3. How is the user experience? Finding (and keeping) skilled staff remains a challenge. Avoid security solutions that have a steep learning curve and poor support. A vendor who wants you to succeed (not just sell you a product) will have in-app tutorials, an online help center, and even direct feedback loops or feature requests built-in.
4. Are the alerts actionable? As we mentioned earlier, an SIEM will spit out a ton of alerts, but they’re often useless. XDR still has the same logs an SIEM would capture, but it doesn’t surface those logs as false positives — they’re just available for reference. The right XDR solution will prioritize alerts based off the risk score and severity of impact.
5. What is the pricing structure? Some vendors will charge by bundles or subscriptions. For example, if you buy a scription for 1000 employees but then lay 10% of them off, you’ll be stuck paying for unused sensors. Alternative licensing options, like a credit model ensures you can move credits around to different security layers in-line with any business changes.
6. Do you offer managed services? Staff and budget resources can hinder threat detection and response efforts. Managed services augment existing staff with expert threat hunting, 24/7 monitoring and detection, and rapid investigation and mitigation.
7. Have you received any industry analyst accolades? Everyone loves to say they’re #1, so make sure you check out reports from renowned industry analysts like Forrester, Gartner, and IDC to validate the vendor’s claims.
Getting the board on board with XDR
While statistics show that cybersecurity spend continues to increase, that doesn’t guarantee your budget will grow in-line. Getting the greenlight on cybersecurity investments can be challenging, so framing the benefits of XDR in a financial and risk context is critical. Here are some high-level points to consider making:
1. Investing in security solutions = investing in the business. According to IBM 2022 Cost of a Data Breach, organizations using XDR saved nearly 10% on average in breach costs and shortened the breach lifecycle by 29 days. Less operational downtime and financial impact is music to the c-suite’s ears.
2. Compliance requirements.
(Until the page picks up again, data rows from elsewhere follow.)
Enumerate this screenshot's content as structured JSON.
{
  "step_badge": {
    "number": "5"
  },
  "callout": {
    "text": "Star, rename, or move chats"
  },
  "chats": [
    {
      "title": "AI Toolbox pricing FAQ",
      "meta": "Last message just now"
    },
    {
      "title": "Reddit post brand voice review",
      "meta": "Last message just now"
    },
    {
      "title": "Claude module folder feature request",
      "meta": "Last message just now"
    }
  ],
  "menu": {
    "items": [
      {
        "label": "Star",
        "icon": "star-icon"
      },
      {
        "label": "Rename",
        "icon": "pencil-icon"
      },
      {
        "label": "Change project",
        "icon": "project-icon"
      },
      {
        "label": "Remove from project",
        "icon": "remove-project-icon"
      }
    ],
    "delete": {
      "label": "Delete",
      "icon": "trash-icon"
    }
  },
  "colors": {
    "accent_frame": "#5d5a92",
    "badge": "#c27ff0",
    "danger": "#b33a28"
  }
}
XDR can help meet compliance regulations, which saves the business from being hit with costly fines. And naturally, when you’re compliant, your security posture is stronger.
3. Reduce cyber insurance premiums. With the right XDR vendor, you can demonstrate how EDR extends threat detection and response beyond the endpoint, which reduces risk.
For more information on XDR and cyber risk management, check out the following resources: